A new study suggests Americans with heart failure may benefit less from recommended medications than patients in other countries.
The findings, which one doctor called "provocative," point to an emerging problem in drug development: As research becomes increasingly international, the outcomes may be less dependable in individual countries.
In the new work, researchers drive that point home for drugs known as beta blockers, which gold-standard tests have shown can extend the life of people with heart failure.
Breaking those drug trials down by country, it turns out U.S. patients didn't benefit appreciably, whereas the number of deaths during the trials fell by more than five in 100 in the rest of the world.
Lead researcher Dr. Christopher O'Connor, a cardiologist at Duke University Medical Center in Durham, North Carolina, said earlier studies had hinted of geographical differences in outcomes, but never as clearly as the new results.
Some five million Americans are living with heart failure, in which the heart fails to pump enough blood into the body. The condition is involved in about 300,000 deaths every year, according to the National Institutes of Health.
O'Connor's study, released Monday in the Journal of the American College of Cardiology, represents the first sweeping look at how beta blocker trials may come to different conclusions depending on the nationality of the participants.
He and his colleagues pooled results from so-called randomized controlled trials — the strongest experimental design available to doctors — that included U.S. patients.
They found four trials — the MERIT-HF, the COPERNICUS, the CIBIS-2, and the BEST trials — with a total of some 9,000 participants, nearly half of them American.
During those studies, beta blockers cut deaths among non-U.S. patients by 36 percent, while there was no statistically reliable drop among U.S. patients.
While that doesn't necessarily mean Americans don't benefit at all, it does question heart failure treatment guidelines, which often rely on international trials.
"It raises some concerns," O'Connor told Reuters Health. "If the patients have these differential treatment effects, we have to pay attention to it."
There aren't any clear-cut answers to why the outcomes vary by country.
It could be a question of different use of medications or devices to control heart failure, or it could be a chance finding because only one study included a large proportion of U.S. patients, the researchers write.
O'Connor said genetic differences might also be at play, because African Americans more often harbor a gene variant that makes them less responsive to beta blockers than whites.

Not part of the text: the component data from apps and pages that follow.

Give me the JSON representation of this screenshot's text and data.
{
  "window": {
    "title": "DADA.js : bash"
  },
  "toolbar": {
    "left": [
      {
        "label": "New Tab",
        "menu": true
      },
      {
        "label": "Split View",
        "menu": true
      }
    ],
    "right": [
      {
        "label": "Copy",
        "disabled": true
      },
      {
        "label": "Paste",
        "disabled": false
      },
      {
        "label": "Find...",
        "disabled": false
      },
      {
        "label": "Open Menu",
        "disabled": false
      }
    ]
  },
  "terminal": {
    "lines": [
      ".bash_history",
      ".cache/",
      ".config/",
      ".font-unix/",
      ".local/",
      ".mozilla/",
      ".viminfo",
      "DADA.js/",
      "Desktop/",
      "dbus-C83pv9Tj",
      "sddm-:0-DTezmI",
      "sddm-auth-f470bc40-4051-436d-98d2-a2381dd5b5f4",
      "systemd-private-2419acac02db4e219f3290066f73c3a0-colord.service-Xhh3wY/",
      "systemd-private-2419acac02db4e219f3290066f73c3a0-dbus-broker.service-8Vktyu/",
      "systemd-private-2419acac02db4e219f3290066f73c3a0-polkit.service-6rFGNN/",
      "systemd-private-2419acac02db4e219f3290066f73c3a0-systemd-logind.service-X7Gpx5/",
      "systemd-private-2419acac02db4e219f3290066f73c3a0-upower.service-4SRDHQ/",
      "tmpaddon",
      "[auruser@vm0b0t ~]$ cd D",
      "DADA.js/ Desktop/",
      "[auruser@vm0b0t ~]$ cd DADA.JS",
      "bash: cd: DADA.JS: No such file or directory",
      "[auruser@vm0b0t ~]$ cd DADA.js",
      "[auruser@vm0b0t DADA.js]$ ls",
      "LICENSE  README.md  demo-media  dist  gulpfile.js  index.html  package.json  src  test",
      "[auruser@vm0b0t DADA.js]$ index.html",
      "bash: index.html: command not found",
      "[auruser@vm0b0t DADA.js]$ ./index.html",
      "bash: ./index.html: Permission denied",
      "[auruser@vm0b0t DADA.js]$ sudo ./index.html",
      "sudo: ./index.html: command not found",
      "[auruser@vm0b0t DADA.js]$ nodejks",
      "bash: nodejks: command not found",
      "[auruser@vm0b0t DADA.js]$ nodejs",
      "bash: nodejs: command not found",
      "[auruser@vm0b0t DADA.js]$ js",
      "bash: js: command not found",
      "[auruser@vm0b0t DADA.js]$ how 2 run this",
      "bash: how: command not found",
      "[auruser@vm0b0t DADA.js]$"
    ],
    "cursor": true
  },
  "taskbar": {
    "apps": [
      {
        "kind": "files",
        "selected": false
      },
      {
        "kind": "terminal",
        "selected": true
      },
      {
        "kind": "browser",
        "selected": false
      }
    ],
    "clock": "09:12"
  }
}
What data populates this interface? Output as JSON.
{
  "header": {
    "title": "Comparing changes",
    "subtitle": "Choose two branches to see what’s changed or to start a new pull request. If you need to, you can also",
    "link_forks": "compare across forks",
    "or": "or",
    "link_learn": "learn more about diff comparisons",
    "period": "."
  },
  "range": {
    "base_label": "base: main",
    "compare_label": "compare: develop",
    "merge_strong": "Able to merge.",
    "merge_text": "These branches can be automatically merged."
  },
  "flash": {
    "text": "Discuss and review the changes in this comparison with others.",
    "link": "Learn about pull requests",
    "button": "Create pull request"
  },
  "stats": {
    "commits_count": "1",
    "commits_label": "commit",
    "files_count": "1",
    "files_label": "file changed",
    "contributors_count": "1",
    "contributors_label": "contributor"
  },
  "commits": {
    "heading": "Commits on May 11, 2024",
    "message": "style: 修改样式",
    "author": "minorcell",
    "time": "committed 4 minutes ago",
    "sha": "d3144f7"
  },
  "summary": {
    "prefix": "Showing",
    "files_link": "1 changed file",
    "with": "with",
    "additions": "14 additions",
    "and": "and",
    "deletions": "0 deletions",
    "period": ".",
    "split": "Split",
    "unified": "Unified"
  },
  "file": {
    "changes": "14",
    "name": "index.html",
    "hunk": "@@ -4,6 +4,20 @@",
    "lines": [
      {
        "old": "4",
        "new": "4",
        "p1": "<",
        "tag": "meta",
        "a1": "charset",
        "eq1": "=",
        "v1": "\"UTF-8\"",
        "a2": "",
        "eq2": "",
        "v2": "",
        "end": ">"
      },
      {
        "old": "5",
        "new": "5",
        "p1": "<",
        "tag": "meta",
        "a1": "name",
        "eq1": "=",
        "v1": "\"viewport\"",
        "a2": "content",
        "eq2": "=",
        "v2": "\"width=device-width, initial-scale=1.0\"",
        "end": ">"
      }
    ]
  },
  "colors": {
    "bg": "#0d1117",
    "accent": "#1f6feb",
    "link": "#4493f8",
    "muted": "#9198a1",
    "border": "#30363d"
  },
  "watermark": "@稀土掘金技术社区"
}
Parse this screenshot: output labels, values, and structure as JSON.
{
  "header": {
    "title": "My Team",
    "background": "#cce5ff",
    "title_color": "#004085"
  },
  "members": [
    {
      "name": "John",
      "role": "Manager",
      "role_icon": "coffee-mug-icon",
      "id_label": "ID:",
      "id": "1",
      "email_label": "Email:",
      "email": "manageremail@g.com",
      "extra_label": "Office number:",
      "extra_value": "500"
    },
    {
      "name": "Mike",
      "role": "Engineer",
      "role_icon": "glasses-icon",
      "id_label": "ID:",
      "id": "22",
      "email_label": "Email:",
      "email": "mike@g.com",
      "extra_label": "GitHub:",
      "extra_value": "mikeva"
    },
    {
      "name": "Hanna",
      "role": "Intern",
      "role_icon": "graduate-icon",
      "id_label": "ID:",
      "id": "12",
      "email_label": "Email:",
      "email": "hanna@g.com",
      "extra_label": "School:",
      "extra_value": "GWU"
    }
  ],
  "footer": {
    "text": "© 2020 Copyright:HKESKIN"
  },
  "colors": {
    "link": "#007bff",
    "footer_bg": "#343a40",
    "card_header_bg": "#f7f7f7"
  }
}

His study was funded in part by ARCA biopharma, which is developing a genetically targeted beta blocker treatment.
Whatever the explanation for the geographical variation, it's a problem drug developers would do well to tackle if they want their products to be approved by the U.S. Food and Drug Administration, according to O'Connor.
"This really goes beyond the beta blocker and heart failure story, it's about how we conduct clinical trials," he said. "I think the FDA gets nervous when they keep seeing these trends where, things may not look as good in the U.S."
As a case in point, for a while it appeared the FDA might not approve drugmaker AstraZeneca's new blood thinner Brilinta, because North American patients taking the drug did worse than patients on an older blood thinner -- which wasn't the case for European patients in the study.
AstraZeneca finally convinced the FDA the reason for the poorer results in North America might be related to the fact that aspirin interferes with Brilinta, and aspirin is more commonly used by heart patients in the U.S. than in Europe. The FDA approved Brilinta on July 21.
In an editorial in the same journal, Dr. Barry M. Massie, explains that many drug trials have now become "megatrials," including several thousand patients in different countries.
That's partly because current drugs and medical devices are so effective now that most advantages from new treatments will be miniscule. As a result, it requires lots of patients to show that potential benefits aren't just a result of chance.
While Massie, of the VA Medical Center in San Francisco, calls the new findings "provocative," he adds that American patients might still benefit from beta blockers.
"Most important, one cannot exclude the play of chance in these findings," he writes.